Extracted records START

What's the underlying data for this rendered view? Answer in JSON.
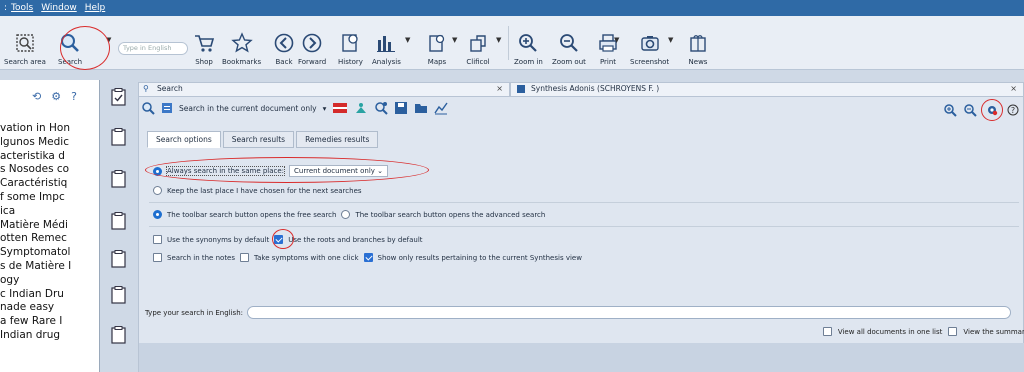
{
  "menu": {
    "items": [
      "Tools",
      "Window",
      "Help"
    ]
  },
  "toolbar": {
    "search_area": "Search area",
    "search": "Search",
    "search_placeholder": "Type in English",
    "shop": "Shop",
    "bookmarks": "Bookmarks",
    "back": "Back",
    "forward": "Forward",
    "history": "History",
    "analysis": "Analysis",
    "maps": "Maps",
    "clificol": "Clificol",
    "zoom_in": "Zoom in",
    "zoom_out": "Zoom out",
    "print": "Print",
    "screenshot": "Screenshot",
    "news": "News"
  },
  "leftlist": [
    "vation in Hon",
    "lgunos Medic",
    "acteristika d",
    "s Nosodes co",
    "Caractéristiq",
    "f some Impc",
    "ica",
    "Matière Médi",
    "otten Remec",
    "Symptomatol",
    "s de Matière I",
    "ogy",
    "c Indian Dru",
    "nade easy",
    "a few Rare I",
    "Indian drug"
  ],
  "tabs": {
    "search": "Search",
    "synthesis": "Synthesis Adonis (SCHROYENS F. )"
  },
  "panel": {
    "scope": "Search in the current document only",
    "subtabs": [
      "Search options",
      "Search results",
      "Remedies results"
    ],
    "opt_same_place": "Always search in the same place:",
    "opt_place_value": "Current document only",
    "opt_keep_last": "Keep the last place I have chosen for the next searches",
    "opt_free_search": "The toolbar search button opens the free search",
    "opt_advanced": "The toolbar search button opens the advanced search",
    "opt_synonyms": "Use the synonyms by default",
    "opt_roots": "Use the roots and branches by default",
    "opt_notes": "Search in the notes",
    "opt_take_symptoms": "Take symptoms with one click",
    "opt_show_only": "Show only results pertaining to the current Synthesis view",
    "type_label": "Type your search in English:",
    "view_all": "View all documents in one list",
    "view_summary": "View the summary"
  }
}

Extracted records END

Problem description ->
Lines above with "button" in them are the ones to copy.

Your solution ->
    "opt_free_search": "The toolbar search button opens the free search",
    "opt_advanced": "The toolbar search button opens the advanced search",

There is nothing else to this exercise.